This is a collection of photos of Melbourne public sculptures and their maquettes. Maquette is an arty French word for a ‘model’ from when French was the language of art (now the language of contemporary art is any language that you speak). They are made in a variety of media from wood, wax, clay or anything other inexpensive media that works for the sculptor.
Sculptors make them as visual sketches for themselves but they are also used to get commissions for sculptures. The sculptural equivalent of architectural models. The City of Melbourne has a small collection of these maquettes in their storage, as have the Arts Centre, that were submissions for sculpture commissions.
These models are made directly by the sculptor whereas the full-scale version may be the work of both sculptor, assistants and other fabricators. The models for bronze sculptures are made out of bees wax and multiple bronze editions of these scale models are sometimes made.
Louis Laumen’s Pastor Sir Doug and Lady Gladys Nicholls Memorial (aka Dungala Wamayirr) was originally design to be on opposite sides of each and to be on a higher plinth. Here they are along with James White’s Edmund Fitzgibbon Memorial, along with another unknown statue (possibly Peter Corlett’s John Cain but on a plinth).
The maquettes for familiar public sculptures were on a couple of shelves, there were racks of paintings and even a couple of street art pieces (recent acquisitions from the Andy Mac collection auction) in the storage at the City of Melbourne Art and Heritage Collection. I was looking around on a tour with Melbourne Open House 2012 – the only opportunity that a member of the public has to see this archive of the city’s history.
Maquettes for Fiona Clarke and Ken McKean’s Eel Trap and Pamela Irving’s Larry Latrobe
“Where are the sculptures?” I asked at the end of the tour. I had expected to see a couple of old marble sculpture in bad repair, as Melbourne’s gardens were reportedly full of copies of classical sculpture.
“We don’t have any in storage.”

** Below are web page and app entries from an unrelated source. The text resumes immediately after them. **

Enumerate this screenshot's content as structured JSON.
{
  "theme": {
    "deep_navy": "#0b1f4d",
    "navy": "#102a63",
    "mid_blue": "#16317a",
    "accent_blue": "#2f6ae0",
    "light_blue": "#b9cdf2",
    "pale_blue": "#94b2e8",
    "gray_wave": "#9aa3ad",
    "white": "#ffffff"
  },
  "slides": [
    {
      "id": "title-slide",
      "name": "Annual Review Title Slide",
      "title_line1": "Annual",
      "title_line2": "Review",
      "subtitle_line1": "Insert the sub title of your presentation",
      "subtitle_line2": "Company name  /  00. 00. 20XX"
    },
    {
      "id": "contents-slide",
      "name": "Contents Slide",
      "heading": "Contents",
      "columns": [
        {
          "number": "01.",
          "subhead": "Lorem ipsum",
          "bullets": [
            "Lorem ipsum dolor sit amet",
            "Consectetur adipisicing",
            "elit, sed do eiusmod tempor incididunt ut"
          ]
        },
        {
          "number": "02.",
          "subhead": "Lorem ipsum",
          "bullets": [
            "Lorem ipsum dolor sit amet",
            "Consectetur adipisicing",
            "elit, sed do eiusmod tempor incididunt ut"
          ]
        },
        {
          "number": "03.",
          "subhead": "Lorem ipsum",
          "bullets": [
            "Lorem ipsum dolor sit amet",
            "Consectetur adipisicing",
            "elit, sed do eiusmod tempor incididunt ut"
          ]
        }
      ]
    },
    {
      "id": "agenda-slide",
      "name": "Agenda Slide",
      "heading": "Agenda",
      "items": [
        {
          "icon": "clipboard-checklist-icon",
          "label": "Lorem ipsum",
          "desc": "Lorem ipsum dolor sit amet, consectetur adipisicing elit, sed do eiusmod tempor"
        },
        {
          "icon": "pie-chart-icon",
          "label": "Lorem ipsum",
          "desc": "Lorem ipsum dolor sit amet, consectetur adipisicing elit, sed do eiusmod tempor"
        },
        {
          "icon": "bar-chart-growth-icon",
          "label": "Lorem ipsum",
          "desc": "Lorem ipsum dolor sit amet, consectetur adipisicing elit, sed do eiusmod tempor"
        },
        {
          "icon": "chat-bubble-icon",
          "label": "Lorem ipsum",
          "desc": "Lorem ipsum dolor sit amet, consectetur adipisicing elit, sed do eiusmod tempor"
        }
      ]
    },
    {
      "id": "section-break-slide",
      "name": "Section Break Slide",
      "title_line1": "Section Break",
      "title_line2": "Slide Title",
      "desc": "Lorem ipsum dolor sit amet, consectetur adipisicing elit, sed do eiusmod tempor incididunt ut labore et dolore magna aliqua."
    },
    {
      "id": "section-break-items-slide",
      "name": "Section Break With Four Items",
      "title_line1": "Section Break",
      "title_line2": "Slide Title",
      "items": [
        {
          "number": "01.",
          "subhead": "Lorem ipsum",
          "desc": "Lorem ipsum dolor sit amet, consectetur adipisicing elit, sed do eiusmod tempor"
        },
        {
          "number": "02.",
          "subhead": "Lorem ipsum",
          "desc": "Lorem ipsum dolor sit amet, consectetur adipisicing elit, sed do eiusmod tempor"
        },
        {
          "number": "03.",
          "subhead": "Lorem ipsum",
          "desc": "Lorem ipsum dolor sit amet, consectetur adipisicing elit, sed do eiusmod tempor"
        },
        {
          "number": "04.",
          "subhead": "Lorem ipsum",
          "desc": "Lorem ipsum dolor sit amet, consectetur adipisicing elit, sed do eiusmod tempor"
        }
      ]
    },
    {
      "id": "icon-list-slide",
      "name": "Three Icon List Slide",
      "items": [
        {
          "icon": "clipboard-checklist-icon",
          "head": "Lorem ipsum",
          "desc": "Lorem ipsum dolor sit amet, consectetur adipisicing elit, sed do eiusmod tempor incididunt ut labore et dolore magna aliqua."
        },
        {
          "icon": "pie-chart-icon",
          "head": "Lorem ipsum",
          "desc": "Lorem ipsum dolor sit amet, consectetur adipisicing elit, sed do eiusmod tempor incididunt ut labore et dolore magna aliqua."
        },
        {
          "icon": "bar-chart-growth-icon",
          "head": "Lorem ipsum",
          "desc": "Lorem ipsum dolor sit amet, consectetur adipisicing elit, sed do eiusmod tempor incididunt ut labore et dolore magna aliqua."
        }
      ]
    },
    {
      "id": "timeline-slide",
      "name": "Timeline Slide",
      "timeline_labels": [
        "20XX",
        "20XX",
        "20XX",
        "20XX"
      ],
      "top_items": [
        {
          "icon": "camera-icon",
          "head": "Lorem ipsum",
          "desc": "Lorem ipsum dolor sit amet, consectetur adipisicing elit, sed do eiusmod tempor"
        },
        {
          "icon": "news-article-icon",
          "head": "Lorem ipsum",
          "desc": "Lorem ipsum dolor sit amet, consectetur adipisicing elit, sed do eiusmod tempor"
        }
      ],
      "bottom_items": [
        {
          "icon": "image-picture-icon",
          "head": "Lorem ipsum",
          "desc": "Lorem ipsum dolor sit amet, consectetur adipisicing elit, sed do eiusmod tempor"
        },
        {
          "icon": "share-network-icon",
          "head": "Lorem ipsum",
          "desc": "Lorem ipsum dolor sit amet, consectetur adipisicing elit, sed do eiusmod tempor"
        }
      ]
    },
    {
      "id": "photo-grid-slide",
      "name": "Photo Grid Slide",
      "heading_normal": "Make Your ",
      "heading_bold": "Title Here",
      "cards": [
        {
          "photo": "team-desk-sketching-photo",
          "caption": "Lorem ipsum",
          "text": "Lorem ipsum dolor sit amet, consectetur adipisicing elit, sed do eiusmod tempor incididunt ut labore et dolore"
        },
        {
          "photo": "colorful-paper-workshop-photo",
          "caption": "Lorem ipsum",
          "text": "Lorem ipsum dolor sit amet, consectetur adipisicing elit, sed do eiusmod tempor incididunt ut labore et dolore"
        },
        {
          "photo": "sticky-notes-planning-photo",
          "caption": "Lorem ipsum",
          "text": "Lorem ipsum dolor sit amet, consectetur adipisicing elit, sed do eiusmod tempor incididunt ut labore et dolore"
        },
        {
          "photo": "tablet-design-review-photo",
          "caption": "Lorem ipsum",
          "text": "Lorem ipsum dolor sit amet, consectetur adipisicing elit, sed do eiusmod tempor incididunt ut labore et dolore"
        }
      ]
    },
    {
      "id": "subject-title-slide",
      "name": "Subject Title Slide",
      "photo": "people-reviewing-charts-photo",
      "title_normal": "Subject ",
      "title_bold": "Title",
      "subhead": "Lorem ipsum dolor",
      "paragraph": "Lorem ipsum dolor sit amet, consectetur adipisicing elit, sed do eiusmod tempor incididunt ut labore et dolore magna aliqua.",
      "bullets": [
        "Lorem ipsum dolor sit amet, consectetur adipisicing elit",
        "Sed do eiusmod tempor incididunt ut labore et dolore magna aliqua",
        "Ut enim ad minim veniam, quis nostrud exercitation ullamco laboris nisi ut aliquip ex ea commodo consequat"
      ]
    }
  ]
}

Further interrogation followed as I had read a report in the Melbourne Weekly Times about the two busts of Dante and Marconi that are in storage. They are going to the new Italian Culture Museum. There were bits of another sculpture but apart from that there was nothing in storage, it was all out on public display.
The sculptures that are no longer visible in the city are owned and stored by organizations other than the City of Melbourne. I assume that Docklands has a separate storage where they are keeping the recently dismantled “Shoal Fly By” by Melbourne-based architect/artist partnership, Cat Macleod and Michael Bellemo that was located on Harbour Esplanade. The dock footing where the sculpture stood was unsafe and the sculpture was removed earlier this year.
Michael Meszaros sculpture “Distant Conversations” 1992 (also known as “the Telstra figures”) is no longer in the Telstra building. “In October 2009, Telstra decided after 17 years they were going to dismantle Michael Meszaros’ ‘Distant Conversations’ in order to install a Telstra shop. Needless to say the artist was distraught. Mr Meszaros sort legal advise and with the help of lawyer Dr. Mark Williams was able to save his work under the recognition of artists’ moral rights legislation. After negotiating with Telstra for a reasonable outcome Mr Meszaros was eventually able to secure a buyer for the artwork who agreed to remove, store and eventually relocate the work which is valued at over $1million.” (Public Art Around the World)
What ever happened to the de Kooning sculpture that used to stand in front of the Art Centre? What sculptures in Melbourne do you remember that aren’t there any more?